- Exercise aim: Copy each record below faithfully, leaving out images.

Segment Start: Material to process

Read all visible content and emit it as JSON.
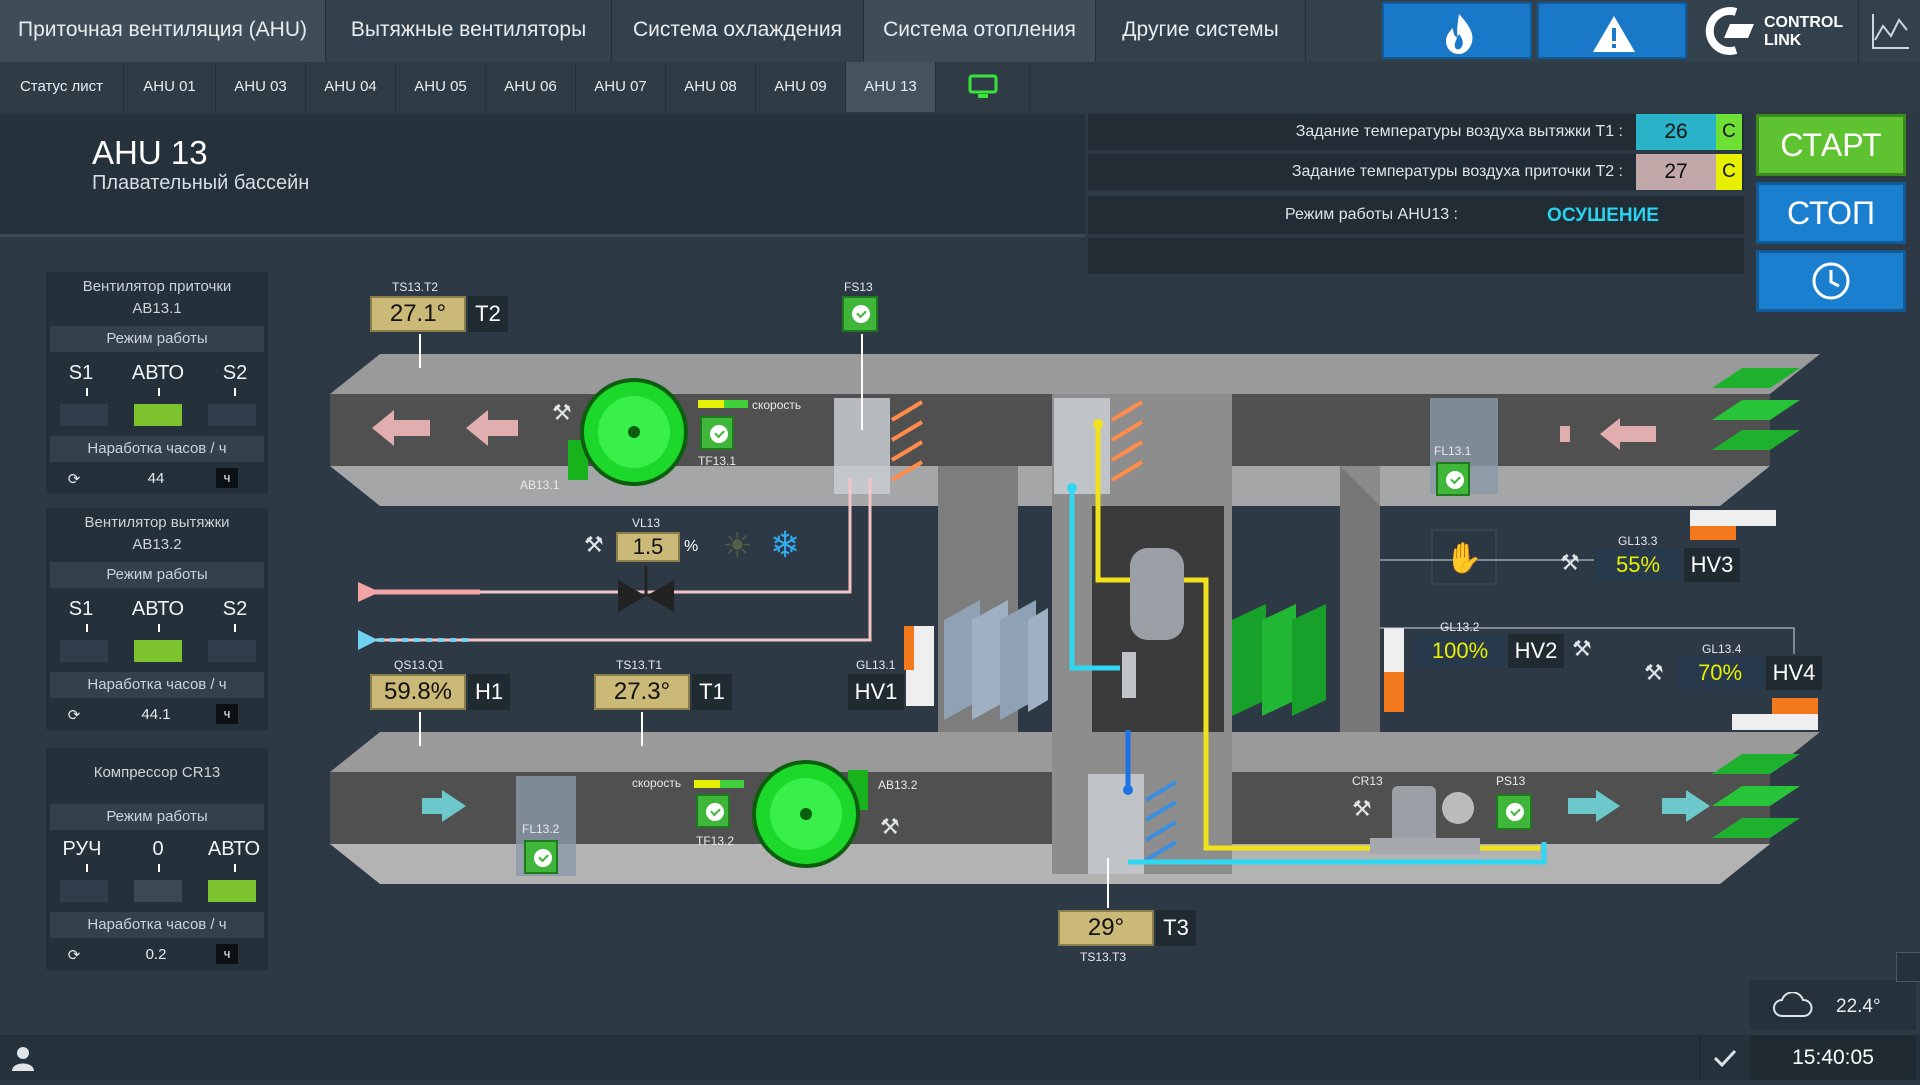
{
  "nav": {
    "tabs": [
      {
        "label": "Приточная вентиляция (AHU)",
        "active": true
      },
      {
        "label": "Вытяжные вентиляторы",
        "active": false
      },
      {
        "label": "Система охлаждения",
        "active": false
      },
      {
        "label": "Система отопления",
        "active": true
      },
      {
        "label": "Другие системы",
        "active": false
      }
    ],
    "icons": [
      "flame-icon",
      "warning-icon"
    ],
    "logo_line1": "CONTROL",
    "logo_line2": "LINK"
  },
  "subnav": {
    "tabs": [
      "Статус лист",
      "AHU 01",
      "AHU 03",
      "AHU 04",
      "AHU 05",
      "AHU 06",
      "AHU 07",
      "AHU 08",
      "AHU 09",
      "AHU 13"
    ],
    "active": "AHU 13"
  },
  "header": {
    "title": "AHU 13",
    "subtitle": "Плавательный бассейн"
  },
  "settings": {
    "t1_label": "Задание температуры воздуха вытяжки T1 :",
    "t1_value": "26",
    "t1_unit": "C",
    "t2_label": "Задание температуры воздуха приточки T2 :",
    "t2_value": "27",
    "t2_unit": "C",
    "mode_label": "Режим работы AHU13 :",
    "mode_value": "ОСУШЕНИЕ"
  },
  "controls": {
    "start_label": "СТАРТ",
    "stop_label": "СТОП"
  },
  "panels": [
    {
      "title1": "Вентилятор приточки",
      "title2": "АВ13.1",
      "mode_label": "Режим работы",
      "modes": [
        "S1",
        "АВТО",
        "S2"
      ],
      "active_mode": 1,
      "hours_label": "Наработка часов / ч",
      "hours": "44",
      "unit": "ч"
    },
    {
      "title1": "Вентилятор вытяжки",
      "title2": "АВ13.2",
      "mode_label": "Режим работы",
      "modes": [
        "S1",
        "АВТО",
        "S2"
      ],
      "active_mode": 1,
      "hours_label": "Наработка часов / ч",
      "hours": "44.1",
      "unit": "ч"
    },
    {
      "title1": "Компрессор CR13",
      "title2": "",
      "mode_label": "Режим работы",
      "modes": [
        "РУЧ",
        "0",
        "АВТО"
      ],
      "active_mode": 2,
      "hours_label": "Наработка часов / ч",
      "hours": "0.2",
      "unit": "ч"
    }
  ],
  "diagram": {
    "t2": {
      "label": "TS13.T2",
      "value": "27.1°",
      "tag": "T2"
    },
    "t1": {
      "label": "TS13.T1",
      "value": "27.3°",
      "tag": "T1"
    },
    "t3": {
      "label": "TS13.T3",
      "value": "29°",
      "tag": "T3"
    },
    "h1": {
      "label": "QS13.Q1",
      "value": "59.8%",
      "tag": "H1"
    },
    "fs13": "FS13",
    "vl13": {
      "label": "VL13",
      "value": "1.5",
      "unit": "%"
    },
    "fan_supply": {
      "label": "АВ13.1",
      "status": "TF13.1",
      "speed": "скорость"
    },
    "fan_exhaust": {
      "label": "АВ13.2",
      "status": "TF13.2",
      "speed": "скорость"
    },
    "fl131": "FL13.1",
    "fl132": "FL13.2",
    "hv1": {
      "label": "GL13.1",
      "tag": "HV1"
    },
    "hv2": {
      "label": "GL13.2",
      "value": "100%",
      "tag": "HV2"
    },
    "hv3": {
      "label": "GL13.3",
      "value": "55%",
      "tag": "HV3"
    },
    "hv4": {
      "label": "GL13.4",
      "value": "70%",
      "tag": "HV4"
    },
    "cr13": "CR13",
    "ps13": "PS13"
  },
  "status": {
    "outside_temp": "22.4°",
    "time": "15:40:05"
  }
}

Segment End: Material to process

- Finished exercise:
Read all visible content and emit it as JSON.
{
  "nav": {
    "tabs": [
      {
        "label": "Приточная вентиляция (AHU)",
        "active": true
      },
      {
        "label": "Вытяжные вентиляторы",
        "active": false
      },
      {
        "label": "Система охлаждения",
        "active": false
      },
      {
        "label": "Система отопления",
        "active": true
      },
      {
        "label": "Другие системы",
        "active": false
      }
    ],
    "icons": [
      "flame-icon",
      "warning-icon"
    ],
    "logo_line1": "CONTROL",
    "logo_line2": "LINK"
  },
  "subnav": {
    "tabs": [
      "Статус лист",
      "AHU 01",
      "AHU 03",
      "AHU 04",
      "AHU 05",
      "AHU 06",
      "AHU 07",
      "AHU 08",
      "AHU 09",
      "AHU 13"
    ],
    "active": "AHU 13"
  },
  "header": {
    "title": "AHU 13",
    "subtitle": "Плавательный бассейн"
  },
  "settings": {
    "t1_label": "Задание температуры воздуха вытяжки T1 :",
    "t1_value": "26",
    "t1_unit": "C",
    "t2_label": "Задание температуры воздуха приточки T2 :",
    "t2_value": "27",
    "t2_unit": "C",
    "mode_label": "Режим работы AHU13 :",
    "mode_value": "ОСУШЕНИЕ"
  },
  "controls": {
    "start_label": "СТАРТ",
    "stop_label": "СТОП"
  },
  "panels": [
    {
      "title1": "Вентилятор приточки",
      "title2": "АВ13.1",
      "mode_label": "Режим работы",
      "modes": [
        "S1",
        "АВТО",
        "S2"
      ],
      "active_mode": 1,
      "hours_label": "Наработка часов / ч",
      "hours": "44",
      "unit": "ч"
    },
    {
      "title1": "Вентилятор вытяжки",
      "title2": "АВ13.2",
      "mode_label": "Режим работы",
      "modes": [
        "S1",
        "АВТО",
        "S2"
      ],
      "active_mode": 1,
      "hours_label": "Наработка часов / ч",
      "hours": "44.1",
      "unit": "ч"
    },
    {
      "title1": "Компрессор CR13",
      "title2": "",
      "mode_label": "Режим работы",
      "modes": [
        "РУЧ",
        "0",
        "АВТО"
      ],
      "active_mode": 2,
      "hours_label": "Наработка часов / ч",
      "hours": "0.2",
      "unit": "ч"
    }
  ],
  "diagram": {
    "t2": {
      "label": "TS13.T2",
      "value": "27.1°",
      "tag": "T2"
    },
    "t1": {
      "label": "TS13.T1",
      "value": "27.3°",
      "tag": "T1"
    },
    "t3": {
      "label": "TS13.T3",
      "value": "29°",
      "tag": "T3"
    },
    "h1": {
      "label": "QS13.Q1",
      "value": "59.8%",
      "tag": "H1"
    },
    "fs13": "FS13",
    "vl13": {
      "label": "VL13",
      "value": "1.5",
      "unit": "%"
    },
    "fan_supply": {
      "label": "АВ13.1",
      "status": "TF13.1",
      "speed": "скорость"
    },
    "fan_exhaust": {
      "label": "АВ13.2",
      "status": "TF13.2",
      "speed": "скорость"
    },
    "fl131": "FL13.1",
    "fl132": "FL13.2",
    "hv1": {
      "label": "GL13.1",
      "tag": "HV1"
    },
    "hv2": {
      "label": "GL13.2",
      "value": "100%",
      "tag": "HV2"
    },
    "hv3": {
      "label": "GL13.3",
      "value": "55%",
      "tag": "HV3"
    },
    "hv4": {
      "label": "GL13.4",
      "value": "70%",
      "tag": "HV4"
    },
    "cr13": "CR13",
    "ps13": "PS13"
  },
  "status": {
    "outside_temp": "22.4°",
    "time": "15:40:05"
  }
}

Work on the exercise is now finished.